Losing weight is probably the number one New Year's resolution. Unfortunately, one size does not fit all when it comes to losing weight. Many experts blame diet. Others blame lack of exercise. But the research reveals the issue is a bit more complex.
The medical definition of obesity now applies when describing the "average" American. But despite over half the population experiencing some level of overweight issues according to the National Institutes of Health, few clinicians are willing to tackle the challenge. Clinicians tend to offer simplistic solutions to a problem where solutions are varied and often require personalized attention.
You would never tell someone with high blood sugar to just eat less and exercise more. Instead, you'd determine individual needs to treat the disease. Obesity needs the same focused approach as any other health challenge. Diet and exercise are still core solutions to losing weight. But research has shown that it is not always the patient's fault if weight loss solutions fail. There are many options to explore to address the challenge in such failures.
Surgical solutions are at one end of the scale. These solutions are reserved for serious weight loss challenges that may result in serious health problems if obesity is not reversed. The downside is patients undergoing surgical solutions still face a lifetime of follow up, diet and nutrient control.
On the other end of the scale are new drugs. At least half a dozen oral medications designed to combat obesity will soon hit the market. Progress has also been made on injectable drugs this past year. But none of these injectables are free of side effects. Risks include certain thyroid cancers, low blood sugar and kidney problems to name a few. Fortunately, the tumors often cited appeared in early rodent studies and the drugs involve naturally occurring hormones so they appear to have a reasonably good safety profile despite the early findings. The oral equivalents of these new drugs are still being studied. The upside is considerably positive as the medical community gains experience using these new drugs. The current barriers are cost and experience with long term outcomes.

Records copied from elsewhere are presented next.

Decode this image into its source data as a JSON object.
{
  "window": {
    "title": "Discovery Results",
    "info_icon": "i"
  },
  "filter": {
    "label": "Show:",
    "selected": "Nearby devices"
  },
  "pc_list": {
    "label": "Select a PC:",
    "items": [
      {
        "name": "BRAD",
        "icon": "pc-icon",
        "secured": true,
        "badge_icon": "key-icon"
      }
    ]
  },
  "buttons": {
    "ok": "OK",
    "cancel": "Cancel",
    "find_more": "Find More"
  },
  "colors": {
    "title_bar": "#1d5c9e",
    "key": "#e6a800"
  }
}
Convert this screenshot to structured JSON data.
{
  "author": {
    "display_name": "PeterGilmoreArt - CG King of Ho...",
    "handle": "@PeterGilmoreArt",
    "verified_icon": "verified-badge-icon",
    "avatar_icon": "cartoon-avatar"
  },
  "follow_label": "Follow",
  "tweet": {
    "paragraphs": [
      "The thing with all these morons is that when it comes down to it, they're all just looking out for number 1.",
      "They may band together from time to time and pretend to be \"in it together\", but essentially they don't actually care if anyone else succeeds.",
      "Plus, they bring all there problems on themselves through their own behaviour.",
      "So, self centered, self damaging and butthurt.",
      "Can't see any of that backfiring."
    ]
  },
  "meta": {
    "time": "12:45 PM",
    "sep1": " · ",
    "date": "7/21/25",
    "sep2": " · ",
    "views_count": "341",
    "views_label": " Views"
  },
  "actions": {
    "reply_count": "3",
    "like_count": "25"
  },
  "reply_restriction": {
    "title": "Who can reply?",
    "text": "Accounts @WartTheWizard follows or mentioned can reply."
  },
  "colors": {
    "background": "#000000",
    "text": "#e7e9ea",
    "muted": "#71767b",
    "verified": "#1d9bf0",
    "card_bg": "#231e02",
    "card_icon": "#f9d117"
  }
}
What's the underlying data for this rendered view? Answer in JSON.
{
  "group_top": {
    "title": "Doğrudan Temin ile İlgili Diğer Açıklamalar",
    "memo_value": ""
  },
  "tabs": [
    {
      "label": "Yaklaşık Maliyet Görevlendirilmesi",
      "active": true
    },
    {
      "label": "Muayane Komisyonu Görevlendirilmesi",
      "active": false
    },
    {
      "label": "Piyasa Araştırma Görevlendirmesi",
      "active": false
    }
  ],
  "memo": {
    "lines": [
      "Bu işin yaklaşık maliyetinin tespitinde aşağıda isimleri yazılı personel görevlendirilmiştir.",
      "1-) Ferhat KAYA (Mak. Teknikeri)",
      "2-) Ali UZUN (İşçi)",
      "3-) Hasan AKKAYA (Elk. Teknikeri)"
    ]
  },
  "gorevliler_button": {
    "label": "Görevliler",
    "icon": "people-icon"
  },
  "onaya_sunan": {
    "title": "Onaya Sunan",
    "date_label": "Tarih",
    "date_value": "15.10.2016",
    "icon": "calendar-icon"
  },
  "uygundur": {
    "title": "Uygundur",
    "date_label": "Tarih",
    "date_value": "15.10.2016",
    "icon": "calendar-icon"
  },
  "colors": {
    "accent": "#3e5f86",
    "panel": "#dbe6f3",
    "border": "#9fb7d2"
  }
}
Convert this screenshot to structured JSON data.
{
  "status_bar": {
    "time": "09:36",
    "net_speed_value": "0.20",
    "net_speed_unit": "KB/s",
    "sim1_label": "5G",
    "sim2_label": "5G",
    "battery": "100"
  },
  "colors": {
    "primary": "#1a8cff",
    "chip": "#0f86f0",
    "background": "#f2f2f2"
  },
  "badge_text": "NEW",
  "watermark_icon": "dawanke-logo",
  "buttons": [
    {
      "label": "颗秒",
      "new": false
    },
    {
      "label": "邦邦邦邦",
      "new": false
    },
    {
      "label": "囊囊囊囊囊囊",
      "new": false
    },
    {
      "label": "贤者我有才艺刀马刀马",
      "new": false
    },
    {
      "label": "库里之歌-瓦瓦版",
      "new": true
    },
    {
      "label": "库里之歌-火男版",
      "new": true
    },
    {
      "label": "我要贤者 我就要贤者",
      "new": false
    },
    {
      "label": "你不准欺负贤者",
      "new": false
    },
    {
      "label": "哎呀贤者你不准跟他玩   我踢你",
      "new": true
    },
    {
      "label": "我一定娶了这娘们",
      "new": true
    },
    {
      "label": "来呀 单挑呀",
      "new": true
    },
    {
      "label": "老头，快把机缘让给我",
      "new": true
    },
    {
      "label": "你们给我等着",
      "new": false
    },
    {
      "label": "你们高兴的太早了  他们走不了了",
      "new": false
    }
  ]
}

In between are various exercise and diet plans. These plans range from fad diets that come and go to well-studied diets that have strong track records. There are also medically monitored diets where patients are followed under the care of a clinician. Lab work is followed as caloric intake is adjusted and nutrients are supplemented. The application of diet is just as varied as the diets that are available.
Patients who attempt these diet and exercise plans on their own have varying degrees of success. It is individual dependent. Medically monitored plans have a higher success rate and should have the goal of not only losing weight but to manage the patient's overall health during the process. Self-administered diets have lower success rates but are certainly more convenient.
Medically monitored weight loss programs also have many options even within this solution ranging from low calorie diets to very low calorie diets. The cost of medically supervised programs is generally offset by meal replacements being provided by the medically supervised program. So, the cost in the end is generally no more than the cost of food the patient would have paid anyway for each week with diagnostic testing included as well.
Biologists are beginning to understand that weight loss success is more than simply diet and exercise. Genetics and metabolism play a huge role. Co-morbidities must also be considered when designing a plan. There has even been research into genetic markers that predict the success of weight loss programs within given individuals.
The bottom line is that there is no such thing as the perfect diet or the perfect plan. It is also wrong to simply blame the patient for failures to lose weight. It not only is counter-productive but is scientifically unsound to dismiss failures without considering a multitude of factors like DNA, metabolism and co-morbid conditions that directly influence diet and exercise modalities.
The science on what to eat is even changing. Remember when all fatty foods were bad, then some fats were actually good? At one time the focus was on what we ate. Then it evolved to how much we ate. Then went back to what we ate again. Today we are moving from the idea of needing certain food groups to the evolving focus on certain individual nutrients that are needed instead.
If your diet is socially isolating, you're on the wrong diet. If you are simply told to eat less and exercise more, you're getting inadequate advice. If you have co-morbidities, a family history of obesity or struggle with success, you should ensure these factors are included in any plan to lose weight.
One size does not fit all when it comes to weight loss. Everyone responds differently. While there is no perfect plan, there is a perfect approach. And that approach is understanding individual biology.
Phillip Stephens, DHSc, PA-C is affiliated with Carolina Acute Care & Wellness Center, P.A. – www.CarolinaAcuteCare.com